It’s certainly something worth remembering. Your email address is perhaps the crux of your entire internet identity. Just about every service you access has some type of link to your email address, and inside your inbox there will be sensitive information which can be a goldmine for an online thief. Furthermore, it is usually your email address that will be contacted by services if you (or a criminal) requests a password reset to an online account.

Most major online services, including email accounts, provide additional levels of security which can make it much harder for a hacker to gain access.

Enabling two-factor authentication (2FA) for instance, means that even if an online criminal manages to steal a password through, for instance, a phishing attack it will be much harder for them to log into an account and will, in many cases, make a thief look for a softer target.

Some online services even allow the use of physical keys if you do not want to use a smartphone app for authentication.

If I had $320,000 worth of cryptocurrency stored in a digital wallet, I would certainly want to know that there were strong security measures in place to make it as hard as possible for unauthorised parties to access it.

Furthermore, it makes good sense for every internet user to choose strong, hard-to-crack passwords and never reuse the same password on different sites.
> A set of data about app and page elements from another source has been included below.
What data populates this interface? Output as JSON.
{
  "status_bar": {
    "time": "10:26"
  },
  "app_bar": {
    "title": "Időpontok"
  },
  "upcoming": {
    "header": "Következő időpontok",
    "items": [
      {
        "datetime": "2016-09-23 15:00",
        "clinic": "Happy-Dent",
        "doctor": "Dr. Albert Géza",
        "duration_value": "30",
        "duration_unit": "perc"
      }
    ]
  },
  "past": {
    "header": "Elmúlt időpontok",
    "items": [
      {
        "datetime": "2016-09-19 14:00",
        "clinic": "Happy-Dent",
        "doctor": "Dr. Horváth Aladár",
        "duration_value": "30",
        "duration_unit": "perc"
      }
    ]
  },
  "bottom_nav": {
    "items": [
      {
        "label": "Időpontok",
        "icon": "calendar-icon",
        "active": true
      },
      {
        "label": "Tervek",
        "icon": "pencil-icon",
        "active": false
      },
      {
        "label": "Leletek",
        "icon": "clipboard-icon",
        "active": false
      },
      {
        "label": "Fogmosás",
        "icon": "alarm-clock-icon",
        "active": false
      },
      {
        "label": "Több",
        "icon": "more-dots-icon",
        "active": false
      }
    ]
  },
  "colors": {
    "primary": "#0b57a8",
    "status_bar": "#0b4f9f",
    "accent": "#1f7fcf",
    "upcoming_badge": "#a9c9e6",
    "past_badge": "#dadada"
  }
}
Password managers are probably the best way for most people to generate complex passwords and store them securely.

tags


Author



Right now

Top posts

Identifying and Dealing with Online Bullying Is Not Impossible - School Presentation Inside

Identifying and Dealing with Online Bullying Is Not Impossible - School Presentation Inside

June 28, 2022

2 min read
Let’s Celebrate World Social Media Day by Improving Your Privacy and Security Online

Let’s Celebrate World Social Media Day by Improving Your Privacy and Security Online

June 28, 2022

3 min read
Bitdefender Reveals the Top Cyber Threats Faced by Consumers in 2021

Bitdefender Reveals the Top Cyber Threats Faced by Consumers in 2021

June 22, 2022

1 min read
Scam alert: Cybercrooks use shady investment domain to scam keen investors out of money and data

Scam alert: Cybercrooks use shady investment domain to scam keen investors out of money and data

May 24, 2022

3 min read
John Oliver Shows the Dark Side of Data Brokerage on Last Week Tonight

John Oliver Shows the Dark Side of Data Brokerage on Last Week Tonight

April 15, 2022

3 min read
Bitdefender Labs Warns of Phishing Scams Targeting MetaMask Users

Bitdefender Labs Warns of Phishing Scams Targeting MetaMask Users

April 14, 2022

3 min read

FOLLOW US ON

SOCIAL MEDIA


You might also like

Israeli Authorities Seized Severs of Breached Company for Not Cooperating Israeli Authorities Seized Severs of Breached Company for Not Cooperating
Silviu STAHIE

July 04, 2022

1 min read
FTC warns LGBTQ+ community of extortion scams targeting them on dating apps FTC warns LGBTQ+ community of extortion scams targeting them on dating apps
Graham CLULEY

July 01, 2022

2 min read
OpenSea Breach Exposes 1.8 Million Email Addresses. How does it affect you? OpenSea Breach Exposes 1.8 Million Email Addresses. How does it affect you?
Radu CRAHMALIUC

June 30, 2022

3 min read